Fears of ‘retaliation for Kurdish advances’ as 2 car bombs tear through Qamishli

AMMAN: The Islamic State is likely behind a double car bomb attack on the Kurdish-majority city of Qamishli that killed dozens of people early Wednesday, as local residents say they fear the bombings portend a deadly new paradigm “in response to Kurdish military advances in the region.”

A large livestock truck packed with explosives pulled onto a crowded commercial street in a western district of Qamishli, which sits on the Syrian side of the border with Turkey.

On one side of the street was a souq, or outdoor market, densely crowded with morning shoppers. On the other stood a row of government buildings, housing an Asayish [the Kurdish-led Self-Administration police] recruitment center, the local Defense Ministry and the regional Self-Administration headquarters.

The truck exploded in the middle of the street, ripping through the adjacent buildings and blowing out apartment windows as far as one kilometer away, sources on the ground told Syria Direct on Wednesday.

 Outside the Asayish recruitment center in Qamishli on Wednesday.
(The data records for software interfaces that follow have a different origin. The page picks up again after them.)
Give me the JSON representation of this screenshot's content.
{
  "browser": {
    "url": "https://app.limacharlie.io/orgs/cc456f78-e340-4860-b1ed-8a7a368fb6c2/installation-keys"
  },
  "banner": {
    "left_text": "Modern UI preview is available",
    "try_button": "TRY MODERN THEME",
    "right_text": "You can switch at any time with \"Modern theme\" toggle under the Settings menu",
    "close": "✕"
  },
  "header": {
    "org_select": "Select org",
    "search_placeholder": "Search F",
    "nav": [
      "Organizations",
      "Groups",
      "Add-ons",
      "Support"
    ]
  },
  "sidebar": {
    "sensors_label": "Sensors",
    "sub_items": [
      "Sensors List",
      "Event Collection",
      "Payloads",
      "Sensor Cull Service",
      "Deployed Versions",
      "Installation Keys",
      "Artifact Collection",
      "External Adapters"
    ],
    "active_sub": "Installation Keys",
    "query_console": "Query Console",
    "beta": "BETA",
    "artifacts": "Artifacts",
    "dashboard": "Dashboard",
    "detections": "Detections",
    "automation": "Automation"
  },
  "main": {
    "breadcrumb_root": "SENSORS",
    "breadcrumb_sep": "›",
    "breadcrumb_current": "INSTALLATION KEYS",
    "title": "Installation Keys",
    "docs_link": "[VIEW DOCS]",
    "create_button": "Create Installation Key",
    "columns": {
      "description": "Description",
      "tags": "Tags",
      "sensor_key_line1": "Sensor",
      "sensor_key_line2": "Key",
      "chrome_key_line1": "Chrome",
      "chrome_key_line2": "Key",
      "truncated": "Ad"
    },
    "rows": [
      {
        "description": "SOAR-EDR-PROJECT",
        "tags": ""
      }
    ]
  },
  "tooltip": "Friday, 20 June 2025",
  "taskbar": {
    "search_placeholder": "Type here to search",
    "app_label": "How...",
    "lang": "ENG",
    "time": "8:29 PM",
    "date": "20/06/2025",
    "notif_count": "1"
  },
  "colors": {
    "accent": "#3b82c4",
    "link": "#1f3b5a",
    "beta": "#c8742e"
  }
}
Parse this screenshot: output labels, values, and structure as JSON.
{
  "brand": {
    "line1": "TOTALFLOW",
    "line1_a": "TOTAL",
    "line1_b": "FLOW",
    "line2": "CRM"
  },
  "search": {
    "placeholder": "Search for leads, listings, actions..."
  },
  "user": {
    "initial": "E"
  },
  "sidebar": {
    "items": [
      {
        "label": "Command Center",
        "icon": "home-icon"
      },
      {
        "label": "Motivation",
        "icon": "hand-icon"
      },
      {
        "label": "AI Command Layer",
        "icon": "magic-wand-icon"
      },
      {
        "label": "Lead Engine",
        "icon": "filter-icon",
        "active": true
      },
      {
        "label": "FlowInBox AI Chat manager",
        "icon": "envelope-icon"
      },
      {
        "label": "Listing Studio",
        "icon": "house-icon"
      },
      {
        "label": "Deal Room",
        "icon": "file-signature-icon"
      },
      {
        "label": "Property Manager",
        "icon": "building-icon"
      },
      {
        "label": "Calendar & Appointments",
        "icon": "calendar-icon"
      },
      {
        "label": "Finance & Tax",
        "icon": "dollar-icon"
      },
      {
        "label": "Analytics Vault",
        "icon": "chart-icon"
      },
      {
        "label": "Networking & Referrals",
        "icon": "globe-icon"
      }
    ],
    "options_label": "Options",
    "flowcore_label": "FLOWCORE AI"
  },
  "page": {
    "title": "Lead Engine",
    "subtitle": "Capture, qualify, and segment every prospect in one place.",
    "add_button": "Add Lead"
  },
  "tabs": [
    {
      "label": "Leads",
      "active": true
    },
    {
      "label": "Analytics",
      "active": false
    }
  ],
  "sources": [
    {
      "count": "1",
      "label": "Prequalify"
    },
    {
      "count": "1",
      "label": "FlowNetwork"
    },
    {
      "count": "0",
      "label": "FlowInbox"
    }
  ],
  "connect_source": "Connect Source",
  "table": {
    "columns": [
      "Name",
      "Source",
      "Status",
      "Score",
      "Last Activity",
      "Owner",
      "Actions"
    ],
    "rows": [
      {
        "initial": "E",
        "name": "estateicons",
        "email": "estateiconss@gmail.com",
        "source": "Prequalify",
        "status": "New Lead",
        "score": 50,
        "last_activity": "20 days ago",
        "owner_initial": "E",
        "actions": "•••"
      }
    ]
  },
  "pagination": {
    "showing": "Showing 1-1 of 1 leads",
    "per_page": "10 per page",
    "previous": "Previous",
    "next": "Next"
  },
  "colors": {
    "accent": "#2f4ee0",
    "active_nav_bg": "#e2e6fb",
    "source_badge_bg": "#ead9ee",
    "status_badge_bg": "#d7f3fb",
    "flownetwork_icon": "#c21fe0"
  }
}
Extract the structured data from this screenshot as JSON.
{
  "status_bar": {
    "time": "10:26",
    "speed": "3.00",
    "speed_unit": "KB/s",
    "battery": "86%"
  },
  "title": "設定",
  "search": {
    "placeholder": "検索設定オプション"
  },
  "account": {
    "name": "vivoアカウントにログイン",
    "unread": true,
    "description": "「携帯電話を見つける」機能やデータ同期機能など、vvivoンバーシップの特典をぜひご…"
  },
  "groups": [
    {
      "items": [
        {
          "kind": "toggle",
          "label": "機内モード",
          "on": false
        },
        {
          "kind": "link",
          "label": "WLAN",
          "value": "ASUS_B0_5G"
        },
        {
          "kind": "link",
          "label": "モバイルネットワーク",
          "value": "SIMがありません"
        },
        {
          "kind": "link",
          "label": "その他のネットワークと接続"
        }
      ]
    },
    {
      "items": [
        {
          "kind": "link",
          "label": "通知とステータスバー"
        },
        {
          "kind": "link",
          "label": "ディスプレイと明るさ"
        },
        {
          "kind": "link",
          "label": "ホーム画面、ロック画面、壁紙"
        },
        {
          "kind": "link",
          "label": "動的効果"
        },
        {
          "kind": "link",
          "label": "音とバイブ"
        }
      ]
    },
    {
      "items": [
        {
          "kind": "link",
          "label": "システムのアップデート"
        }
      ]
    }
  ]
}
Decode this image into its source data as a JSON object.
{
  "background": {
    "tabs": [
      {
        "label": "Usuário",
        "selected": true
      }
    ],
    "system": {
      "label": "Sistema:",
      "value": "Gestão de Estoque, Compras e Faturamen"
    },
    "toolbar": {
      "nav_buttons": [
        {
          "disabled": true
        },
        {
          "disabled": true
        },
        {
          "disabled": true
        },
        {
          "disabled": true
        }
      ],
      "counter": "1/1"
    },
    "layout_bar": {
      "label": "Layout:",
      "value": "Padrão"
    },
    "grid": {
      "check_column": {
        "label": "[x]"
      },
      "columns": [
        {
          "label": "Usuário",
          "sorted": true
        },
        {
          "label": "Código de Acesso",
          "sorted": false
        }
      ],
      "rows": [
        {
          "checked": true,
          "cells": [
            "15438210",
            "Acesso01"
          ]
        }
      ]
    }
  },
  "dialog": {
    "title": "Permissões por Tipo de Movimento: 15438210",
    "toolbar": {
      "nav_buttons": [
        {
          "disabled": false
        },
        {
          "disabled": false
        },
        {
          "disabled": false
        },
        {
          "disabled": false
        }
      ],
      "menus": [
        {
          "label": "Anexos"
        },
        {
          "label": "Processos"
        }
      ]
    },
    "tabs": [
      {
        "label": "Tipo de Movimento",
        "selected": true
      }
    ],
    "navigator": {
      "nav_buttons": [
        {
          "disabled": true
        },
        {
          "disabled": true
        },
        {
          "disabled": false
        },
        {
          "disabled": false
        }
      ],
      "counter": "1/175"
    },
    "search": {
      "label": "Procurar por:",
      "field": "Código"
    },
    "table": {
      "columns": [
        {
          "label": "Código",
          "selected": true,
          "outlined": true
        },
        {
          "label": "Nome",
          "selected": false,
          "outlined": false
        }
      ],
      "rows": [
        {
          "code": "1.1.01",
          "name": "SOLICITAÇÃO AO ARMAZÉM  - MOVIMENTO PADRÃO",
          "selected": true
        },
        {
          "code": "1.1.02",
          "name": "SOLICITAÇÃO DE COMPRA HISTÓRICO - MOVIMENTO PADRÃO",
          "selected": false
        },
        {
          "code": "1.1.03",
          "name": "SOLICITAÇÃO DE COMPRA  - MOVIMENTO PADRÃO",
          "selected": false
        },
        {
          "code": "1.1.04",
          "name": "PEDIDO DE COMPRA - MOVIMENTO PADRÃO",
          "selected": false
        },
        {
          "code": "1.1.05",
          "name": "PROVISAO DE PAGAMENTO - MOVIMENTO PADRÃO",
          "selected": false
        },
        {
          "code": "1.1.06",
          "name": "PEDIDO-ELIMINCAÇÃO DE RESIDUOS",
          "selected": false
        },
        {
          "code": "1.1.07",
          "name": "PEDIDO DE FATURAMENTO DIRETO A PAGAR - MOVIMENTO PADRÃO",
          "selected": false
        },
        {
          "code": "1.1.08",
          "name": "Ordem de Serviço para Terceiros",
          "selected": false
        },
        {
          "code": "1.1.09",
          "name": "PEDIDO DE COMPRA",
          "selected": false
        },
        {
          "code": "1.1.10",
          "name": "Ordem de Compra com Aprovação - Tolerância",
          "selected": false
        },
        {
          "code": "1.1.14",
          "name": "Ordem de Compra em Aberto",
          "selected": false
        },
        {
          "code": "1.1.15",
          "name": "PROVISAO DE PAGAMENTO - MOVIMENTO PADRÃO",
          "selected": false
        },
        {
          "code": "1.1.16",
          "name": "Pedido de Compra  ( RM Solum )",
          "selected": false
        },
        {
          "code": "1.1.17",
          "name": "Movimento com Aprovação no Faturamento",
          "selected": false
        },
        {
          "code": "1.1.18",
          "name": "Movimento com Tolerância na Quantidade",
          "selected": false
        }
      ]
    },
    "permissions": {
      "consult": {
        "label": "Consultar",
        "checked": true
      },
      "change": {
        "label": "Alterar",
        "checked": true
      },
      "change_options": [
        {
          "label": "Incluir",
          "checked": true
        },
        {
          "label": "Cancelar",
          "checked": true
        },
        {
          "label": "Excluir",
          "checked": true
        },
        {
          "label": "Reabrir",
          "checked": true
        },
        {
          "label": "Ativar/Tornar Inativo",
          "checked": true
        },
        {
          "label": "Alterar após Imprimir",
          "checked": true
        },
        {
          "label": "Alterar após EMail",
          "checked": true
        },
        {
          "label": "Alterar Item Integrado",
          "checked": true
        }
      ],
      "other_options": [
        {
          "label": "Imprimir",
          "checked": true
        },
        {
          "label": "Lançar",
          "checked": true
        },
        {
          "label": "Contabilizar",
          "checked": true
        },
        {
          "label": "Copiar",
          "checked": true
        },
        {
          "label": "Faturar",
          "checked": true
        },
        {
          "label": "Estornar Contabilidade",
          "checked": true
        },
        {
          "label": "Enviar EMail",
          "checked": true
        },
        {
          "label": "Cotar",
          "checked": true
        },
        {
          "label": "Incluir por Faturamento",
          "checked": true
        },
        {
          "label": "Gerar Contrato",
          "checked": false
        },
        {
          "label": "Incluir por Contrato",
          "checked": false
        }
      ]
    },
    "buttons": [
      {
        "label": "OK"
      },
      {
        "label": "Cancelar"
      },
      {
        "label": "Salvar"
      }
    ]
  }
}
Photo courtesy of arta.fm.

The blast caused nearby fuel tanks and electrical generators to explode. Residents living several kilometers across the Turkish border photographed a massive cloud of billowing smoke following the attack that circulated on social media in the hours following the explosions.

Just moments after the initial blast, a second vehicle—smaller than the first—detonated on the scene.

“The blast was deafening,” Qamishli resident, Mustafa Ibrahim, told Syria Direct. Ibrahim is the cousin of Syria Direct reporter Mohammad Abdulssattar Ibrahim.

“Our house is just two streets over from the blast site, and we felt a tremendous shaking,” Mustafa Ibrahim said. “The explosion blew out our windows and everything.”

At the time of publication, Qamishli hospitals reported at least 40 fatalities and more than 300 injuries, while sources confirm that the casualty estimate will certainly rise.

 The aftermath of two car bomb explosions in western Qamishli. Photo courtesy of arta.fm.

“We are still looking for both survivors and victims from underneath the rubble,” Qamishli’s Asayish branch announced in a Facebook post on Wednesday.

"There are victims among the military personnel, but we don't have the exact statistics at this moment,” Araz Mistou, the spokesman for what the Self-Administration calls the Defense Entity (essentially a ministry), told Syria Direct. “The number of civilian casualties is very large."

IS’s semi-official Amaq Press praised the attack, reporting at least 100 fatalities following what it called a “martyrdom operation,” but the Islamic State has not yet claimed responsibility.

The PYD-led Self Administration rules most of Qamishli, while Syrian regime forces and their allies control a number of neighborhoods and an airport immediately south. Occasional tensions notwithstanding, the two forces do not actively contest each other.

For several months, the heavily guarded Qamishli city—the de facto capital of the Kurdish-controlled northern Syria territories known as Rojava—has experienced several months of calm.

Checkpoints in and around Qamishli are equipped with explosive-detecting equipment and daytime and nighttime cameras, to protect a city where several bombings, most claimed by the Islamic State, have killed and injured dozens of civilians in recent months.

Now, Qamishli residents say that Wednesday’s bombings could forebode future attacks. 

“Citizens fear that this act of terrorism… comes in response to Kurdish military advances in the region,” said Mustafa Ibrahim. “We worry that this is retaliation…particularly for Kurdish advances on the Manbij front.”

The Qamishli Self-Administration blamed the Islamic State for the attacks in a statement on Wednesday.

“In response to their many defeats…from Kobani to the ongoing fight for Manbij…the Islamic State has resorted to terrorism to persecute the civilians of Rojava.”

Since late May, US-backed coalition airstrikes have assisted the multi-ethnic, Kurdish-led Syrian Democratic Forces in a campaign to reclaim Manbij city in Aleppo province, which fell to IS in early 2014.

Mohammad Abdulssattar Ibrahim

Mohammad is from Amouda in Hasakah province. He moved to Jordan in 2004. Mohammad started work with the Syrian Revolution LCC in Amman by doing reporting and coordinating protests. After that he did volunteer work for refugees in Amman.

Justin Schuster

Justin Schuster graduated from Yale University with a bachelor’s degree in Global Affairs and Modern Middle Eastern Studies. He was a 2015-2016 fellow at the Center for Arabic Study Abroad program (CASA I) in Amman, Jordan. Justin worked as a reporter and translator with Syria Direct before serving as the Managing Director.